While some might argue that the show needed to mix up its regular formula, fans ultimately want to see the Arrow under that green hood we've all grown to love, kicking butt and taking names. Instead, we got a season where Oliver was either half dead or pretending to be Ra's al Ghul's sidekick. And considering that the season ended with Oliver deciding to give up being the Arrow and driving off into the sunset, it makes you wonder how much of season 4 is going to be the same.
While many fans had been dying to see Oliver and Felicity get together, in the end their relationship detracted from the quality of the show. See if this sounds familiar: an amazingly hot guy with a hero's personality chooses the geeky chick who many think of as a nobody, but he pulls away because he's afraid that his secret identity will end up hurting her. What you have is the synopsis for Twilight - arguably one of the most annoying and ridiculous love stories of all time.
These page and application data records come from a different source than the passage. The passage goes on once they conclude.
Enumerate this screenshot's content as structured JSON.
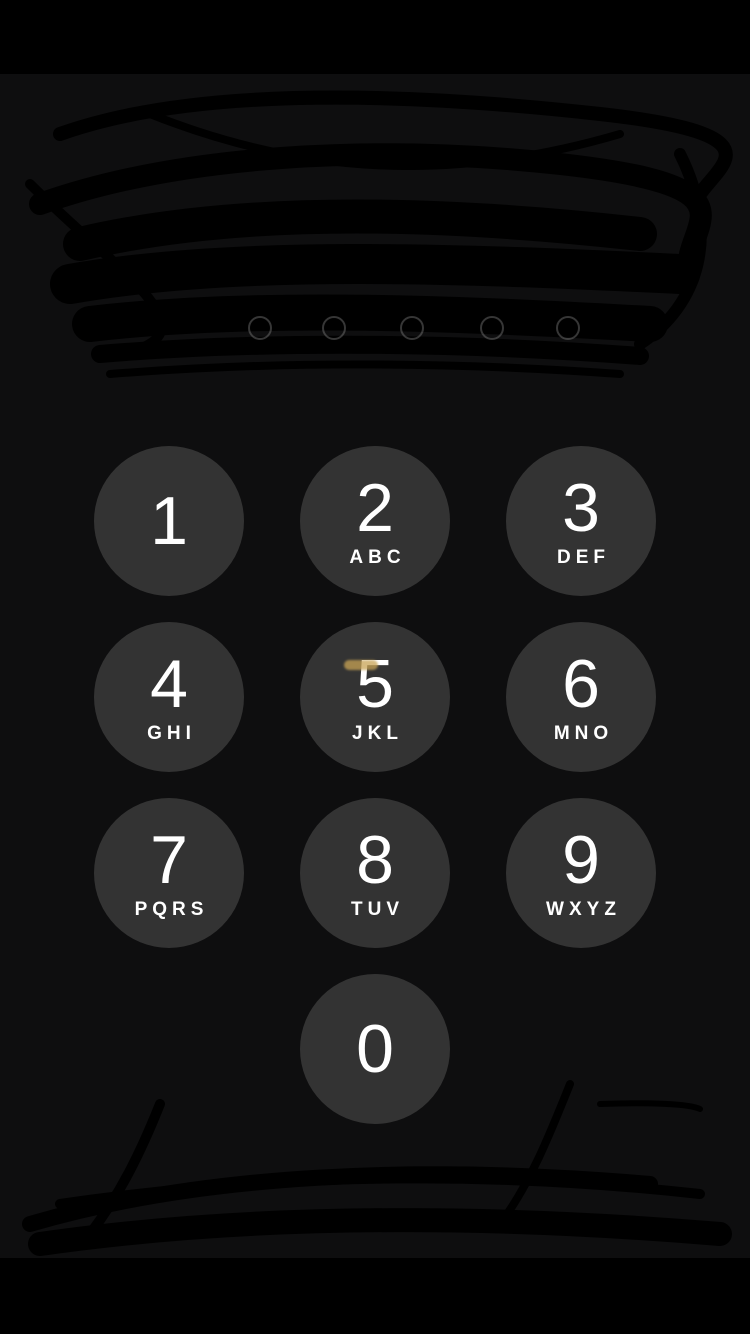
{
  "keypad": {
    "keys": [
      {
        "digit": "1",
        "letters": ""
      },
      {
        "digit": "2",
        "letters": "ABC"
      },
      {
        "digit": "3",
        "letters": "DEF"
      },
      {
        "digit": "4",
        "letters": "GHI"
      },
      {
        "digit": "5",
        "letters": "JKL"
      },
      {
        "digit": "6",
        "letters": "MNO"
      },
      {
        "digit": "7",
        "letters": "PQRS"
      },
      {
        "digit": "8",
        "letters": "TUV"
      },
      {
        "digit": "9",
        "letters": "WXYZ"
      },
      {
        "digit": "0",
        "letters": ""
      }
    ]
  },
  "colors": {
    "key_background": "#333333",
    "screen_background": "#0e0e0f",
    "text": "#ffffff"
  }
}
This also happens to be the exact description of the relationship between Oliver and Felicity.
While there are some who are attached to the idea of these two being together, the relationship can't last if Oliver is going to develop into the hero everyone needs him to be. Think about it: Oliver knew he couldn't be both the Arrow and a man with a normal life and normal relationships. There's no way that this reality is going to change, and so his connection with Felicity only holds him back.
And not all of the problems with "Olicity" are purely practical; Felicity whining and crying because of Oliver's "death" or his decision not to be with her due to the dangers of being a vigilante got so very old over the course of the season, and it very well may have destroyed all of the progress Felicity made in the first two seasons. While the end of this relationship (and yes, it will most likely end - the writers have hinted that the endgame is for Oliver to be with Laurel) may eventually become a great plot device used to bring Oliver back into action, the soapy antics were mostly a burden on season 3.
Lack of character development
And finally, there's the fact that Oliver did not grow any as a character at all this season. In season 1, Oliver learned how to be an effective crime fighter in his first year back in Starling City; the growth was evident. In season 2, Oliver decided to choose justice over vengeance as he gave up killing in order to honor the memory of his friend, Tommy. Again, the character had a clear emotional arc. But in season 3? Oliver resorted to killing to gain the trust of Ra's, and later killed(?) Ra's himself. He continually made bad decisions throughout the entire season, and resorted to teaming up with one of the worst criminals he knows. And while the argument could be made that Oliver was basically forced into these situations, it's still disappointing to see so little character development when Oliver's growth as a hero was part of what made the first two seasons so special.